=== WHAT NEEDS TO BE DONE ===
Each line of the data below must be reproduced without any change.

=== EXTRACTED RECORDS ===
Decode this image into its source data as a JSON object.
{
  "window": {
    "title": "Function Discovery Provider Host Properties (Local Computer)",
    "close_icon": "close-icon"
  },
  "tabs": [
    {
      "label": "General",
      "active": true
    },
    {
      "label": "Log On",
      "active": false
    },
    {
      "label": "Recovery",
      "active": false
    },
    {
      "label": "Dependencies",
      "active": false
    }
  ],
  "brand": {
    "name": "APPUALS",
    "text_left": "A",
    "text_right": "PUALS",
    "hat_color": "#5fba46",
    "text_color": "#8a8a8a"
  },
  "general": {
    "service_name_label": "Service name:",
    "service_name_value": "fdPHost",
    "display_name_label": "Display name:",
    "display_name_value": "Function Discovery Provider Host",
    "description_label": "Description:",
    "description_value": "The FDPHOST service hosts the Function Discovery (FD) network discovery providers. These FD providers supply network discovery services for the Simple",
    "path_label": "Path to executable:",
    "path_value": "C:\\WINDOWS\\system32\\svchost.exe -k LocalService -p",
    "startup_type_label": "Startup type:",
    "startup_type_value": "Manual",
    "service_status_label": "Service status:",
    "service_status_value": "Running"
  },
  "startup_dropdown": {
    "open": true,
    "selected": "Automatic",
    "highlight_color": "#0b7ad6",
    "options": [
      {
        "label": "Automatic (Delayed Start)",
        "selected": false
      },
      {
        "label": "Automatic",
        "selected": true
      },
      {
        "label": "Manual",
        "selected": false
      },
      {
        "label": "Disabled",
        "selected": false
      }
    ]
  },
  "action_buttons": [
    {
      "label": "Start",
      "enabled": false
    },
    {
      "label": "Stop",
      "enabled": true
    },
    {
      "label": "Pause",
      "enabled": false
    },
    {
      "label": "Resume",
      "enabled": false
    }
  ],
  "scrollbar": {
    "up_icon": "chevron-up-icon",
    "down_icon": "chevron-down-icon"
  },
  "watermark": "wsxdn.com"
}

=== WRITTEN SOLUTION ===
Decode this image into its source data as a JSON object.
{
  "window": {
    "title": "Function Discovery Provider Host Properties (Local Computer)",
    "close_icon": "close-icon"
  },
  "tabs": [
    {
      "label": "General",
      "active": true
    },
    {
      "label": "Log On",
      "active": false
    },
    {
      "label": "Recovery",
      "active": false
    },
    {
      "label": "Dependencies",
      "active": false
    }
  ],
  "brand": {
    "name": "APPUALS",
    "text_left": "A",
    "text_right": "PUALS",
    "hat_color": "#5fba46",
    "text_color": "#8a8a8a"
  },
  "general": {
    "service_name_label": "Service name:",
    "service_name_value": "fdPHost",
    "display_name_label": "Display name:",
    "display_name_value": "Function Discovery Provider Host",
    "description_label": "Description:",
    "description_value": "The FDPHOST service hosts the Function Discovery (FD) network discovery providers. These FD providers supply network discovery services for the Simple",
    "path_label": "Path to executable:",
    "path_value": "C:\\WINDOWS\\system32\\svchost.exe -k LocalService -p",
    "startup_type_label": "Startup type:",
    "startup_type_value": "Manual",
    "service_status_label": "Service status:",
    "service_status_value": "Running"
  },
  "startup_dropdown": {
    "open": true,
    "selected": "Automatic",
    "highlight_color": "#0b7ad6",
    "options": [
      {
        "label": "Automatic (Delayed Start)",
        "selected": false
      },
      {
        "label": "Automatic",
        "selected": true
      },
      {
        "label": "Manual",
        "selected": false
      },
      {
        "label": "Disabled",
        "selected": false
      }
    ]
  },
  "action_buttons": [
    {
      "label": "Start",
      "enabled": false
    },
    {
      "label": "Stop",
      "enabled": true
    },
    {
      "label": "Pause",
      "enabled": false
    },
    {
      "label": "Resume",
      "enabled": false
    }
  ],
  "scrollbar": {
    "up_icon": "chevron-up-icon",
    "down_icon": "chevron-down-icon"
  },
  "watermark": "wsxdn.com"
}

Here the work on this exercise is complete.